Friday, August 13, 2010
Even if I were still a high school student, I would have some difficulty understanding what goes on in Japanese schools. The sighs, the dating simulations, the group associations, all of that is so alien to my experiences and conceptions of what constitutes high school life. So it was with a mixture of curiosity and trepidation that I took up a challenge to review the first volume of Bisco Hatori's very popular shojo manga, Ouran High School Host Club (wait until you see the second work I have to review, likely in the next 24-48 hours). Let's just say that the reading experience was...illuminating.
For starters, I am not very familiar with how to read a Japanese manga, especially those of the shojo type. After learning that the front is actually the back and that I have to read left-to-right and right page before left, flipping back through the book to follow the story, I was finally ready to begin. Ouran High School Host Club vol. 1 is actually three adventures combined into one. The story revolves around a somewhat nerdy "scholarship kid" (meaning that a poor child had his/her tuition paid for to an exclusive private school) named Haruhi. Haruhi had to get her hair cut after a bubble gum incident and her contacts were lost, so she had to wear her grandfather's old glasses. All of this combines to make this first year student (freshman, anyone?) look like a boy and she is thus viewed as such for most of this book. This female-male swap is played up in interesting ways by Hatori; there are some sexual undertones, but surprisingly not of the Sapphic variety in this story.
Haruhi has a rather rough introduction to life. She stumbles about and breaks an expensive (in the American translation, it is listed at $80,000) vase that belongs to the Ouran High School Host Club, a social clique dominated by the most elite of the Ouran student, the Class A's. Haruhi is humiliated and forced to work off her debt to the Host Club, as she is to solicit "clients" for them. This sort of "dogsbody" work serves to create several amusing social clashes between the proletarian Haruhi and the gran bourgeoisie Host Club.
Ouran High School Host Club is played up as a sort of "screwball romantic comedy," and that perhaps is a good starting point for trying to understand this strange sequence of stories. Haruhi is oddly desexualized for much of this series, as Hatori chose not to play up her androgynous look as something sexual. Instead, there is this odd homoeroticism found in how the twin brothers, Hikaru and Kaoru Hitachin, interact with each other. There is nothing really explicit about it, but the way the two are drawn and how they connect with each other appears to insinuate things that are then left unsaid and not acted upon. Very odd characterizations for some of the others at first, yet I got used to the brooding, somewhat narcissistic and insecure Host Club leader, Tamaki, and the rest of the Host Club crew as the storylines progressed.

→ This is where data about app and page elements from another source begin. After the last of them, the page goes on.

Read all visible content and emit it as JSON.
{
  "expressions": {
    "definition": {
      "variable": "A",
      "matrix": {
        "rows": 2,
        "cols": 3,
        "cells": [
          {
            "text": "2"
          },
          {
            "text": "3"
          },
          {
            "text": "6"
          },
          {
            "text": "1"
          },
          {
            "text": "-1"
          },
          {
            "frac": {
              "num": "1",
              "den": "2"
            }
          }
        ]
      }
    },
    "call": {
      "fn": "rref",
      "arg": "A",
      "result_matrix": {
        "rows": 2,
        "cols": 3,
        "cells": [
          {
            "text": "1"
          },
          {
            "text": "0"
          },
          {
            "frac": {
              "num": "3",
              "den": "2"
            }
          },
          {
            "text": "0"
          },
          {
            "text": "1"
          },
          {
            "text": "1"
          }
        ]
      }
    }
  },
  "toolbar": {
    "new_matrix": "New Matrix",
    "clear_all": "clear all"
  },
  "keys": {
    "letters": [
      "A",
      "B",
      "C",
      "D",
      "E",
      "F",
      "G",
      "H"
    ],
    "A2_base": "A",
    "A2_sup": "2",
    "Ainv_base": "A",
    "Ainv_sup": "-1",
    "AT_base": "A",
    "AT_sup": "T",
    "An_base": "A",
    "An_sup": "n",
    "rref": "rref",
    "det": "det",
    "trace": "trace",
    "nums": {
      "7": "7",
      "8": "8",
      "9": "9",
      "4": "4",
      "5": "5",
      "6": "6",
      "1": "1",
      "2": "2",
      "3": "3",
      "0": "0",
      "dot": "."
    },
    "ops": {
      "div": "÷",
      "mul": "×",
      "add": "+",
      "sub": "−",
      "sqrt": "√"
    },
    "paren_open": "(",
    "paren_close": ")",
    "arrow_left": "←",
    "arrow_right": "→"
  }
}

The plots for the three stories are on the surface very conventional. In the first, the Host Club and Haruhi come to know one another and Haruhi's screwup with the grocery shopping (she buys what she is used to eating, like ramen noodles and instant coffee, things that the rich boys would never have sullied themselves with consuming) leads to mockery changing into a strange sort of respect for the socially-unconscious Haruhi. The middle episode, dealing with a lavish Christmas party and Haruhi being taught to waltz and told to bring in girls for the Host Club boys, was perhaps the most endearing of the three, although at times Hatori's asides threw the story into a different direction, as this tale (and to a degree, the others when she would do this) was very self-aware and could be seen as a metafictional commentary on said romantic adventures. The final episode, starring a real otaku, Renge, was almost incomprehensible at times. The story within a story, with interactions masking other interactions and the intents behind them, was very difficult to piece together at first. Yet somehow I managed to do this.
The illustrations were fairly well-done, although there were times that Hatori over-indulged with the Batman-esque Smash! and Krang! sequences. The sometimes otherworldly-looking characters (designed, I know, to underscore their emotions at the time) are perhaps a staple of manga and I presume anime, but it was something alien to me, unaccustomed as I am to these type of stories. From what I can gather, Ouran High School Host Club is not exactly experimental, but rather a very light-hearted take on some serious high school issues. Perhaps this is so. All I know is that the social stratification here was alien to me, as if it were social cliques on steroids and with some divergent ways social betters and inferiors address one another.
Although I would not say that this was a great piece of literature by any stretch of the imagination, I think I could say that "illuminating" would be the most apt word to describe my interaction with this manga. It was diverting, occasionally amusing, and sometimes even instructional (in a very exaggerated sort of way) of certain elements of Japanese school culture and otaku that I did not know before reading this book. Although I highly doubt I'll make a regular habit of reading manga, at least this one wasn't so batshit insane/stupid as to make me wish to commit seppuku after reading it. And now to prepare myself to read a yaoi. God have mercy on my soul.